Integration offerings can be a pain
Yesterday I highlighted a new e-commerce solution that had just rolled out – and from the looks of it, it was predominantly an integration offering.
If you don't know that that means, let me explain. You buy product A and then you buy product B and then you end up buying product C which is mostly a simple way to let you use product A and B together.
The challenge with integration offerings is that they can easily just add complexity to the whole thing.
This concept has been top of mind as I've been reviewing visual page builders for WordPress (look for an upcoming article). One of the questions I keep asking is whether a theme should “support” some of these plugins without any additional work by the end user.
Now, don't get me wrong, I'm not saying the theme should come with all that functionality. Repeat after me: themes for looks, plugins for features.
But what I am saying is that in my opinion, the theme developers that go out of their way to put in place the support for other plugins (they expect will be used with their theme) will rule the Earth. Ok, maybe that's too strong.
But I'll like them a lot better.
The future of WordPress themes
Let me introduce you to a case in point. An example that I think is getting it right.
Oxford is a theme from Theme Foundry.
They're not the first company to make WordPress themes.
They're not the first company to use a designer font in their themes (rather than a Google font).
But I think they may be the first company to integrate their theme with Typekit – without you having to be a Typekit client. And without you having to do anything.
It just works.
Why is this the future of WordPress themes?
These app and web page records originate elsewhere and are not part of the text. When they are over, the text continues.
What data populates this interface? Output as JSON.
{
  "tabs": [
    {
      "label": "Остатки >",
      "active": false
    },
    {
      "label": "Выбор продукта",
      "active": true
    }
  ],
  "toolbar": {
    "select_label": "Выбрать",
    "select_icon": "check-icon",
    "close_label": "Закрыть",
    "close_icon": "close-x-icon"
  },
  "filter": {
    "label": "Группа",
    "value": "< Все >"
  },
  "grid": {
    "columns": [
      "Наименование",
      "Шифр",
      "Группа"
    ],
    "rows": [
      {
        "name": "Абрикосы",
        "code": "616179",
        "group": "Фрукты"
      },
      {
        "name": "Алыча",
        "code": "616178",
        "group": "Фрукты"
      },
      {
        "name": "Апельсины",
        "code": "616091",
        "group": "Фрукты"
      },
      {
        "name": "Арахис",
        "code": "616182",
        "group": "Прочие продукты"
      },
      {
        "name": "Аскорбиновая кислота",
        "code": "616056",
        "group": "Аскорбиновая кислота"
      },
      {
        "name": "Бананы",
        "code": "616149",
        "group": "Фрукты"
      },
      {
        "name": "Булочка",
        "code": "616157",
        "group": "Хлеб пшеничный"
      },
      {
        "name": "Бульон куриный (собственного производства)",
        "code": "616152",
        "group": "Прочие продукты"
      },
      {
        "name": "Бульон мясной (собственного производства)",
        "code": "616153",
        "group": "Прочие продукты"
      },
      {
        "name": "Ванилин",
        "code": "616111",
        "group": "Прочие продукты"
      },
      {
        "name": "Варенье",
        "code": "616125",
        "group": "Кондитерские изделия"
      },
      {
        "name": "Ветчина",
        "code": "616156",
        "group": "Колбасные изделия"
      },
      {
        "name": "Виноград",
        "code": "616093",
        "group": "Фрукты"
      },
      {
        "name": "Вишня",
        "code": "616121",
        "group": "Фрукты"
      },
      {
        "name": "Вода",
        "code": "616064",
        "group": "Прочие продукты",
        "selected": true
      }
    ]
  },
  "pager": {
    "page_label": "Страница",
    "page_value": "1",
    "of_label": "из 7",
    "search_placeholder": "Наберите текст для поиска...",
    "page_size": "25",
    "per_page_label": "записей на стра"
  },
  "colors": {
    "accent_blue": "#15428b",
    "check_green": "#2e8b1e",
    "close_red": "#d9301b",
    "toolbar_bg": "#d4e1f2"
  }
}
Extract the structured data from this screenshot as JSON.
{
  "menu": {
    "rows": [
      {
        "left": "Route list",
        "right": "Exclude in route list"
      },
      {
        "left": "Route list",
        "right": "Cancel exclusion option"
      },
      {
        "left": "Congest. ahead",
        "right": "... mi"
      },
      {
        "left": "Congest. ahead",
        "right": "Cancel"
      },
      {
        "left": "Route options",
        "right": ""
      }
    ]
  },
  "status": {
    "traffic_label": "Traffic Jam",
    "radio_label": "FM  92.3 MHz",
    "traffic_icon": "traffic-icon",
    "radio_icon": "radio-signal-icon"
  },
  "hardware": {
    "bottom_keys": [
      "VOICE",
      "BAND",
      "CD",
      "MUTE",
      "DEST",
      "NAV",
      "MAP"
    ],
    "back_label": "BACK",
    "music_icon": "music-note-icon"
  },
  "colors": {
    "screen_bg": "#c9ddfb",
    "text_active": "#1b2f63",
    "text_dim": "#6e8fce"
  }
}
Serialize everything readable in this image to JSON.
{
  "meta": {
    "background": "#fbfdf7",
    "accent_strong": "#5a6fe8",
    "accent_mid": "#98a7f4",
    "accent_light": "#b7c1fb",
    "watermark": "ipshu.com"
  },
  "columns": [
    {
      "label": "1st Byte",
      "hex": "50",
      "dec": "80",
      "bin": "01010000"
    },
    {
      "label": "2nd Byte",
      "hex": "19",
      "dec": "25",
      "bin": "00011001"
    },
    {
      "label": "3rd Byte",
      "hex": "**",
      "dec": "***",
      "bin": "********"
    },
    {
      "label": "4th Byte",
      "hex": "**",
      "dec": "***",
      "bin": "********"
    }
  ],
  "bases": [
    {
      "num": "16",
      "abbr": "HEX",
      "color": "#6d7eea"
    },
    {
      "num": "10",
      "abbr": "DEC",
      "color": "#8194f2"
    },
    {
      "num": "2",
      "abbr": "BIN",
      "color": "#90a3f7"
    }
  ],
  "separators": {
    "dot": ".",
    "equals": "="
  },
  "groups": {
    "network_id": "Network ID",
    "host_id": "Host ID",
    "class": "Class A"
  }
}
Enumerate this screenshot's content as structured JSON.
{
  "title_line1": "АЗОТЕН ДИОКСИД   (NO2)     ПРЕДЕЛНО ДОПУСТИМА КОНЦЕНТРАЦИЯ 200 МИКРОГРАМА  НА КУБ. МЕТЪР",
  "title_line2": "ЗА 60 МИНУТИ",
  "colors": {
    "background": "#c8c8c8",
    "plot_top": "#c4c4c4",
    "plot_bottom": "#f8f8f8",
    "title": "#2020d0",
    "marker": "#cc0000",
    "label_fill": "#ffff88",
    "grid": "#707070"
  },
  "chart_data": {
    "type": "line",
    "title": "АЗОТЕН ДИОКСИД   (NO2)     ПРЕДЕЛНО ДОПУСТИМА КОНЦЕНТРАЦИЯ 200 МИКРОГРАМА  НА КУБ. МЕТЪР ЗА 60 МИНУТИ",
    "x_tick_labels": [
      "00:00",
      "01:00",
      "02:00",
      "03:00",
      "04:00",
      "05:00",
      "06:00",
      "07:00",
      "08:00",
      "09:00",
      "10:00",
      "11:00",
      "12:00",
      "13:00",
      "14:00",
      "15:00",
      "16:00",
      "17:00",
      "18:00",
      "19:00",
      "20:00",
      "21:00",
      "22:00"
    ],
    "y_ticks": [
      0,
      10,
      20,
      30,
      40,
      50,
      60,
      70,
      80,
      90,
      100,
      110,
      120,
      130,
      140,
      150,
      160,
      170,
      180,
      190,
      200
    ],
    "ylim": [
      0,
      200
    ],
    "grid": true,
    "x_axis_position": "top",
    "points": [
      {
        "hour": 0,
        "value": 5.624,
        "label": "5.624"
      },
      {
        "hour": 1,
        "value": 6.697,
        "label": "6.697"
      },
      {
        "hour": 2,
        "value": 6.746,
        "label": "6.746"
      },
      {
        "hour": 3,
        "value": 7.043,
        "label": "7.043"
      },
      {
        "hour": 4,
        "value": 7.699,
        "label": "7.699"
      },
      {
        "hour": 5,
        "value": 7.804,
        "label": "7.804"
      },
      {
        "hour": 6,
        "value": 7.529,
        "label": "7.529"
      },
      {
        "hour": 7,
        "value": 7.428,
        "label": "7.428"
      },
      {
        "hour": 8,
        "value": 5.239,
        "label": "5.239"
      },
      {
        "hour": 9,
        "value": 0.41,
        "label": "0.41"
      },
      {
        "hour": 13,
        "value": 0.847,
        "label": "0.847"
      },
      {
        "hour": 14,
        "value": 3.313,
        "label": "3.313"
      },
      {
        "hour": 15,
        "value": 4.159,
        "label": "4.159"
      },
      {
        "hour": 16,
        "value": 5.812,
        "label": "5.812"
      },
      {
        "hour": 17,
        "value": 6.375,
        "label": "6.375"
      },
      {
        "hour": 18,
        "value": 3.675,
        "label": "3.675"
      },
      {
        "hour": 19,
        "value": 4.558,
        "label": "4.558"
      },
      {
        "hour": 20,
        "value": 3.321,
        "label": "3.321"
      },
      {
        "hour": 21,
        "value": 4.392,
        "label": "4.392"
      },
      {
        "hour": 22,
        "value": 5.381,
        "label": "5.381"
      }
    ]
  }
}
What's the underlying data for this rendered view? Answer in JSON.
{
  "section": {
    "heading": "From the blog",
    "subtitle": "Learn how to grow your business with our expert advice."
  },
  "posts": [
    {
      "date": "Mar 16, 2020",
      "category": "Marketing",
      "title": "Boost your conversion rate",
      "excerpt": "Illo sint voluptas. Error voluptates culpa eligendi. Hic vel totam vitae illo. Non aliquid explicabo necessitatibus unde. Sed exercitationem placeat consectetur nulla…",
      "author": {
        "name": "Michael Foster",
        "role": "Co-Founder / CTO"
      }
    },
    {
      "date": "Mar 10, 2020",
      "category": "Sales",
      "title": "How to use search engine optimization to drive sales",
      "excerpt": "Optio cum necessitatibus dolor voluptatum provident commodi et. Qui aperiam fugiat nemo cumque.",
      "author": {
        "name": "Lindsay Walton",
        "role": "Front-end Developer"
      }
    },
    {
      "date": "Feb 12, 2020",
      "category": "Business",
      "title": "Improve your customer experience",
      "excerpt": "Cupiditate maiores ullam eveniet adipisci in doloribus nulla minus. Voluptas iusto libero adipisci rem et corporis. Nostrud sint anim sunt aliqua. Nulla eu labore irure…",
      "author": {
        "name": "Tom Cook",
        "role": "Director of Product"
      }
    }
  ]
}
To be clear, I'm not saying Typekit integration is the future of WordPress themes. I'm not saying that Oxford is the future of WordPress themes. I'm not even saying that Theme Foundry is the future of WordPress themes.
But the thinking behind the work that Drew and his team have completed here is what I think will be the future of WordPress themes:
- Easy integration
- Implementation taken care of for you
- No fuss
- All for the users' benefit
When you stop thinking about “that's not my job” (in any development effort) and start thinking about “how can I make this easy” – you're helping move things forward.
Well, from what I understand, the Theme Foundry team is going to start rolling Typekit integration into other themes they produce, even giving people a chance to change some of the fonts.
And from there, who knows where they (or others) will go?
Maybe we'll see people integrate natural support for plugins like:
- Barley (front-end post editing)
- VelocityPage (front-end page editing)
- Aesop (story-telling)
Oh what a wonderful world that would be.